> **WHAT YOU NEED TO DO**:
For the data below, report how many lines include the word "content", and write nothing else.

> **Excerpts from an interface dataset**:
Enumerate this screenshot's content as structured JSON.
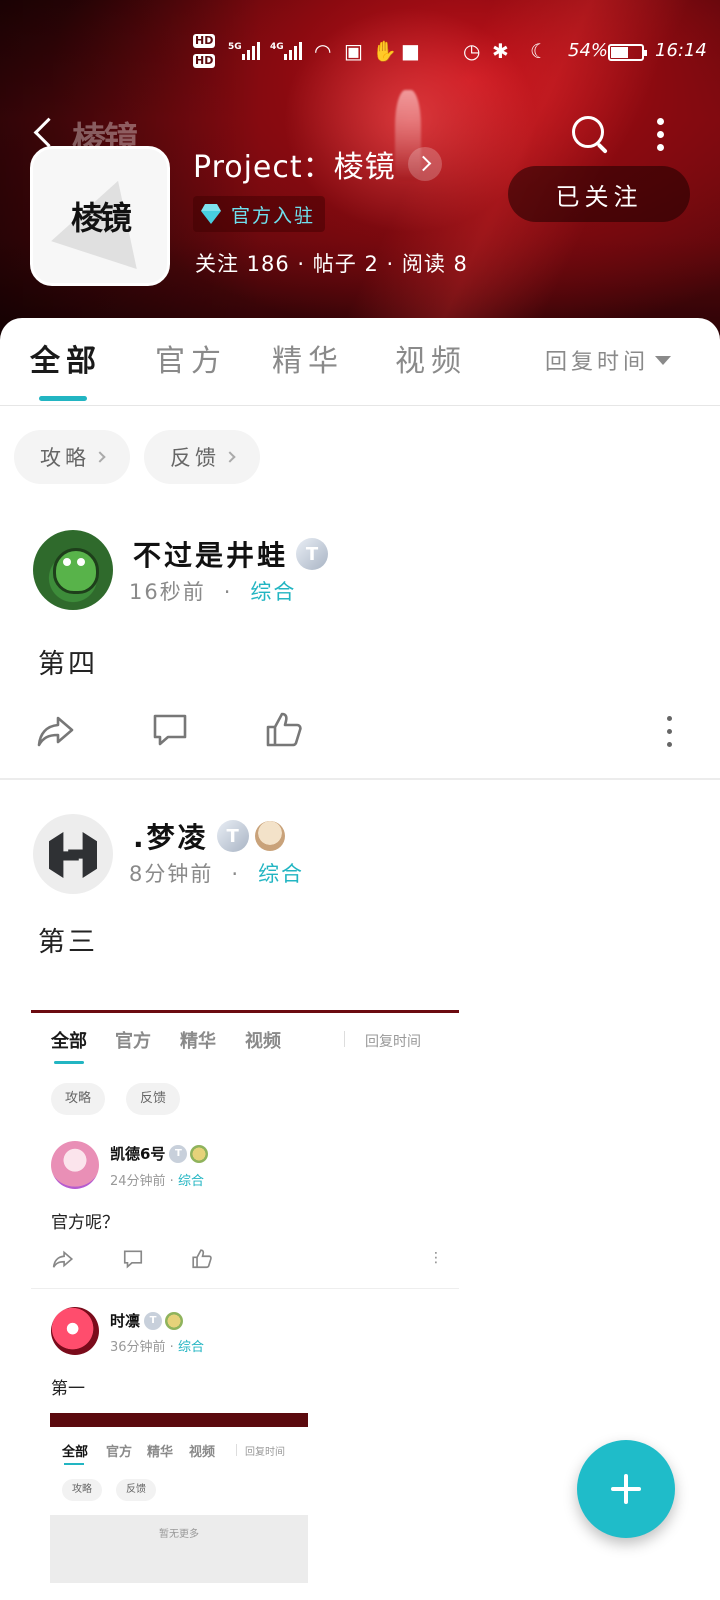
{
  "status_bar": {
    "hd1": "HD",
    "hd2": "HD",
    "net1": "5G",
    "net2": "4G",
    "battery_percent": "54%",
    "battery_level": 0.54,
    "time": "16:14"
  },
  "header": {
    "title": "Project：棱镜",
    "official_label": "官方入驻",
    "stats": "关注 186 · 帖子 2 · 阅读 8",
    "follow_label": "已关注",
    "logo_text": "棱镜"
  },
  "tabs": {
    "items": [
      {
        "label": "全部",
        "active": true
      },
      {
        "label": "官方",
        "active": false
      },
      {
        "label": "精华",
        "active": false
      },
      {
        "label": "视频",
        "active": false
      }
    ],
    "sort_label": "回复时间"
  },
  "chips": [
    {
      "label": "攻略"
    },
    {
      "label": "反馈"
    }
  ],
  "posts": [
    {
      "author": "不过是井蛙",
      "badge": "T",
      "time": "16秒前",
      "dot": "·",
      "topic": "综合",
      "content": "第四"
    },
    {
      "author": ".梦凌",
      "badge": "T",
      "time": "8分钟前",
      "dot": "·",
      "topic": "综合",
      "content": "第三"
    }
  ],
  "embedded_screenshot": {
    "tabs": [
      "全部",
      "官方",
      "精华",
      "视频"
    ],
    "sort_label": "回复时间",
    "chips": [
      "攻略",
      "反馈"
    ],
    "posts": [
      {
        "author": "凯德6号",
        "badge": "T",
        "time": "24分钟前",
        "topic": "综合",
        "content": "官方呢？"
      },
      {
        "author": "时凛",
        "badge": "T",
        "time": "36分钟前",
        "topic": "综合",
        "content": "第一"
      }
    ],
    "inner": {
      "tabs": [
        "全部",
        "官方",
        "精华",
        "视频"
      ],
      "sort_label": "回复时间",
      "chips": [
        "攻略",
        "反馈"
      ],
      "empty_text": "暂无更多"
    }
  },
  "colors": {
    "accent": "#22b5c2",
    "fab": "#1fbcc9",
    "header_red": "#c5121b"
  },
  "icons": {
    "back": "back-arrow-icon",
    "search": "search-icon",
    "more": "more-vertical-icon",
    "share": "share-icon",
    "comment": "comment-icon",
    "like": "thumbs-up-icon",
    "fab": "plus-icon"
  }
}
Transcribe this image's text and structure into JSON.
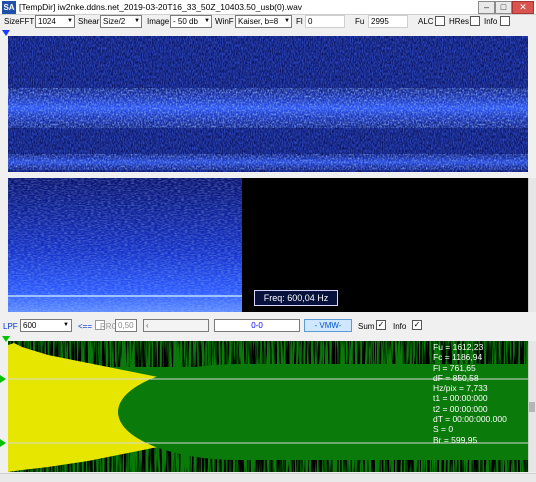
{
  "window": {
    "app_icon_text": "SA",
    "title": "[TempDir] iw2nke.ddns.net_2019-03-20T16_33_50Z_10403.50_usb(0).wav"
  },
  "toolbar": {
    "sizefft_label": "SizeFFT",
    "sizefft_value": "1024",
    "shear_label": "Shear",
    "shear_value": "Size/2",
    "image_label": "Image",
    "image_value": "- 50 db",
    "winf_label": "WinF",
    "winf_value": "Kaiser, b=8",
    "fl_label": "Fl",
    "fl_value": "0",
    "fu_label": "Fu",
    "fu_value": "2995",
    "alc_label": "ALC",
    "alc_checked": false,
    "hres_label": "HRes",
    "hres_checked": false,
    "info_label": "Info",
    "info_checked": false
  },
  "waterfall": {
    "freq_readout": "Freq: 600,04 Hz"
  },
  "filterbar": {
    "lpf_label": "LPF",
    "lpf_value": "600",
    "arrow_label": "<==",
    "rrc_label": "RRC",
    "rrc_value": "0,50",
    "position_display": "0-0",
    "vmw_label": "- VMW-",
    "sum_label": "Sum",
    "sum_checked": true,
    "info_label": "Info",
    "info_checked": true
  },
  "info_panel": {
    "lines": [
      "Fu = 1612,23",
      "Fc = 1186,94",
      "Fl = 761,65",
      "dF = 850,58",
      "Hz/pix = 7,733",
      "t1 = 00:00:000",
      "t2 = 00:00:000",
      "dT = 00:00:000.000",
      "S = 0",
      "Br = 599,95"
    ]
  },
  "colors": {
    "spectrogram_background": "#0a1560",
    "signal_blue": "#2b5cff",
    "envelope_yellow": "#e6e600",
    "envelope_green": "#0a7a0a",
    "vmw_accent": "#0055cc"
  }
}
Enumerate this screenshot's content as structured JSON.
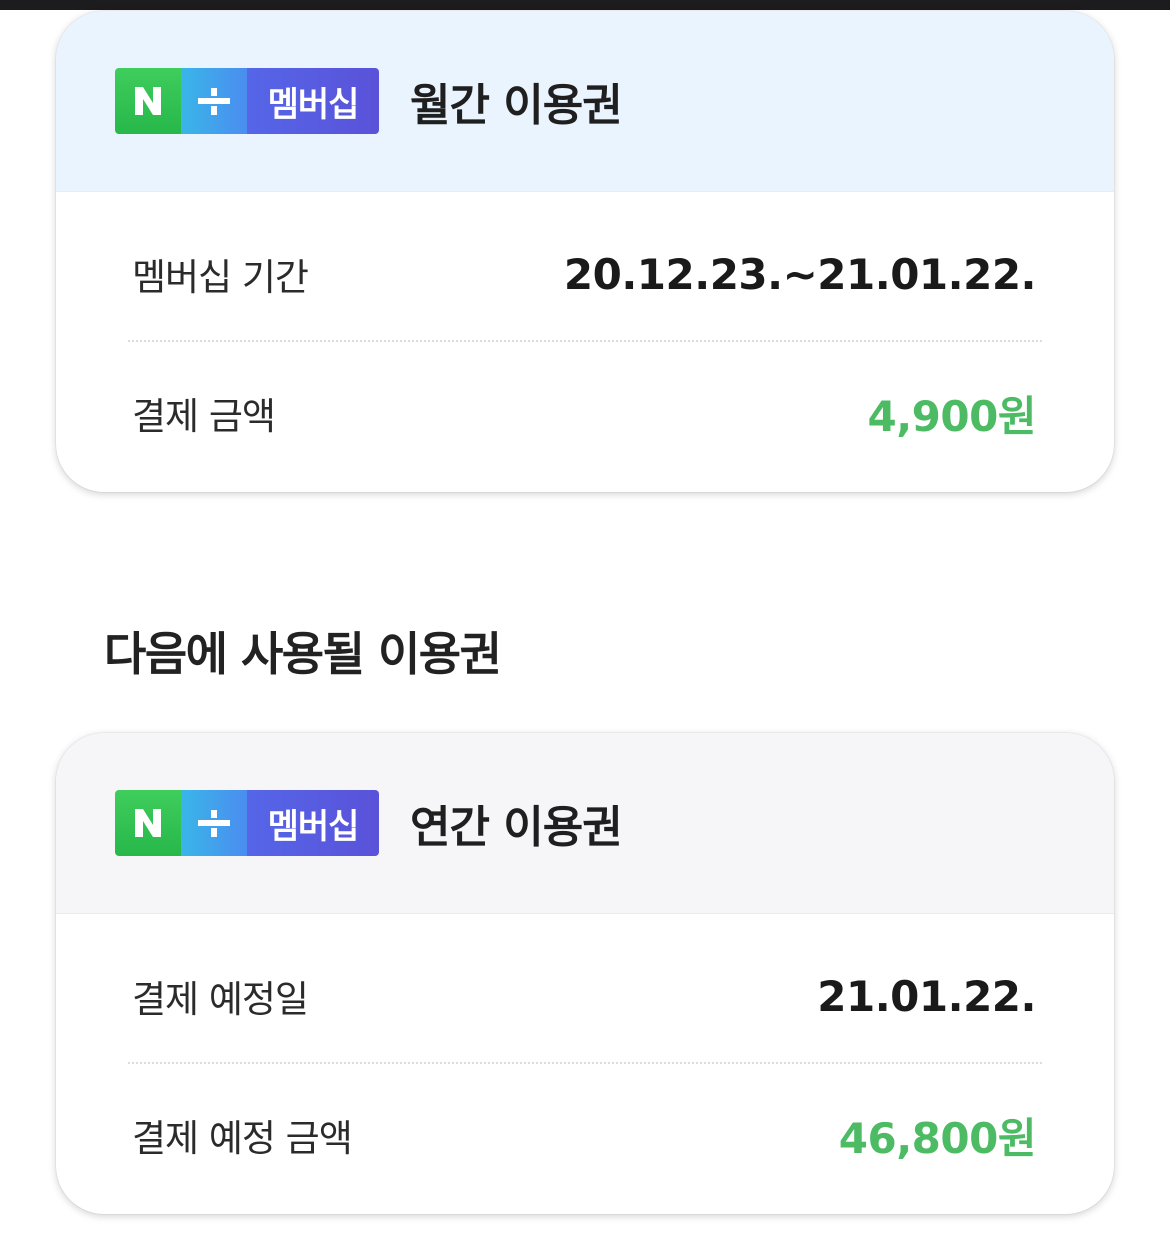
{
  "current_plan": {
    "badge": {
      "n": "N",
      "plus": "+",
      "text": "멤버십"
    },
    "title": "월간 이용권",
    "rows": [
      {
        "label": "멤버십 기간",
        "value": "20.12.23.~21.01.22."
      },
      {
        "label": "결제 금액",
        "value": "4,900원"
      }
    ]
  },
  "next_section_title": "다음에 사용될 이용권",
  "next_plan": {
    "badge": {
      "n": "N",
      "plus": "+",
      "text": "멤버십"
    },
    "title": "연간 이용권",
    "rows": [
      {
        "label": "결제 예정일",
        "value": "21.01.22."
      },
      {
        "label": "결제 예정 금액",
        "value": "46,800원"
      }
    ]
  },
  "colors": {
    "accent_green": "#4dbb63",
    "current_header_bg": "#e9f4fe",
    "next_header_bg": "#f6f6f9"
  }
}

> **TASK SOLUTION**:
6